The first step in allyship is humility. You must be willing to acknowledge your own privilege and recognize that it shapes how you interact with others. Acknowledging that you have a place on the spectrum of privilege allows room for growth as an ally – you won't be so quick to dismiss or minimize things if you understand where they're coming from (or why).

The second step is empathy, which involves imagining what it's like for someone else: understanding their position and perspective, feeling their emotions as if they were your own, putting yourself in their shoes. This can often lead to anger at injustice or frustration with systems of oppression, but even in these instances, there are ways we can stay kind towards those around us while still speaking up about issues that matter to allies!

Of course, these steps aren't easy ones – they require humility and empathy! But being an ally isn't just about doing these two things; it's also about committing yourself to lifelong practice – to working on yourself daily so that over time you become better equipped at helping others too.

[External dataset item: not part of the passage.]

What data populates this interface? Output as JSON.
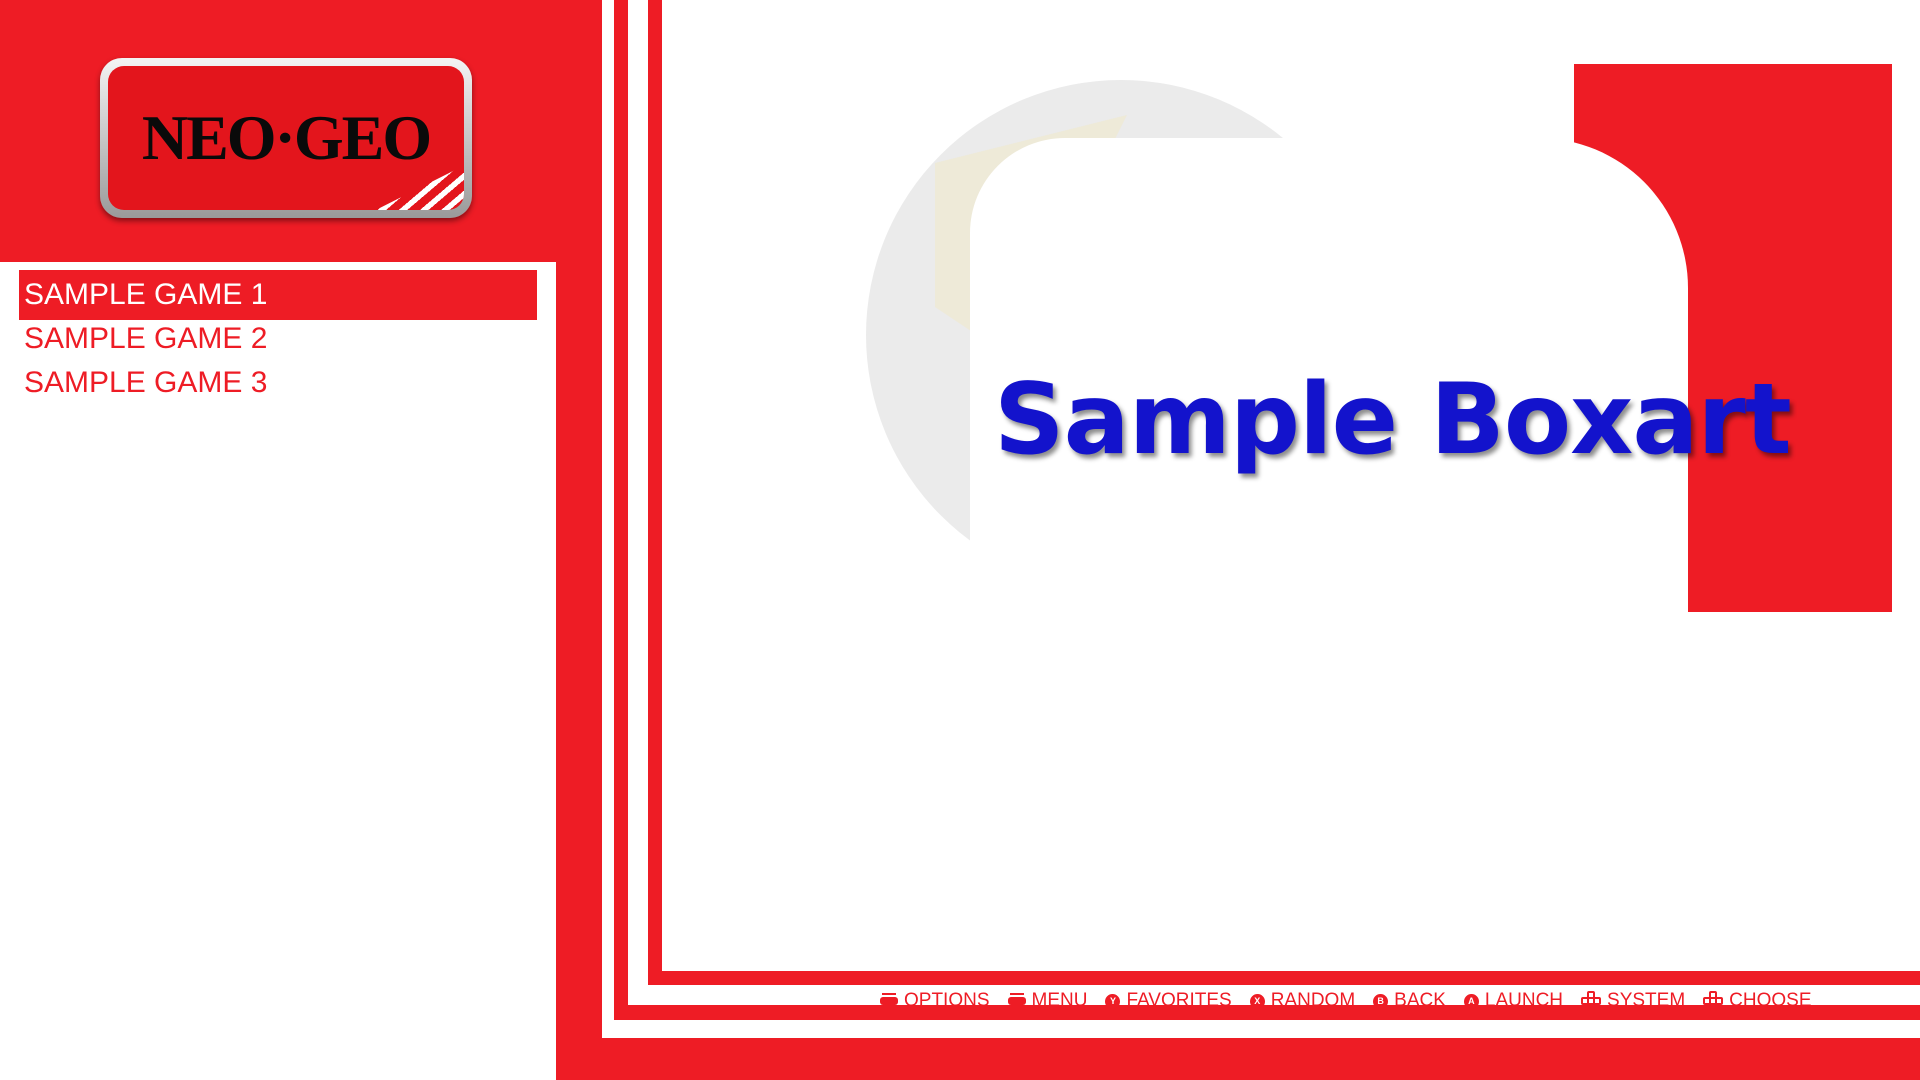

One of the most common mistakes people make when they're trying to be an ally is putting the onus on the underrepresented group. This often means centering yourself and your needs in conversations about oppression, instead of listening to what marginalized groups have to say about their experiences. If you're not sure how to be an ally, start by listening. Ask questions and listen carefully; don't tell anyone else how they should feel or what the right way to respond is.

Building an inclusive culture takes time

It's often a multi-year effort, with progress measured in baby steps rather than giant leaps. It also takes patience and persistence. Building an engineering team representative of different backgrounds and experiences can be slow, particularly if you're used to being part of a homogeneous group.

But this is exactly why we must persevere: because building an inclusive culture isn't just about making the right changes – it's also about changing the way we think about ourselves and our colleagues, which takes time and practice to master.

Now go build it

If you’re a manager who wants to build an inclusive engineering team, there are some specific things you can do. Start by thinking about what you want to accomplish. Are you trying to increase diversity or promote inclusivity? Do you wish to make sure that everyone on your team feels welcome, or that they’re able to contribute equally? Perhaps you want to work on and strengthen all of these avenues.

Once you know what kind of culture you want, start with the basics. Take a look at your recruitment strategy and see if there are ways you can make it more inclusive. If you want to promote inclusivity in your current team, start by asking yourself what kind of culture makes people feel most comfortable and then make changes accordingly.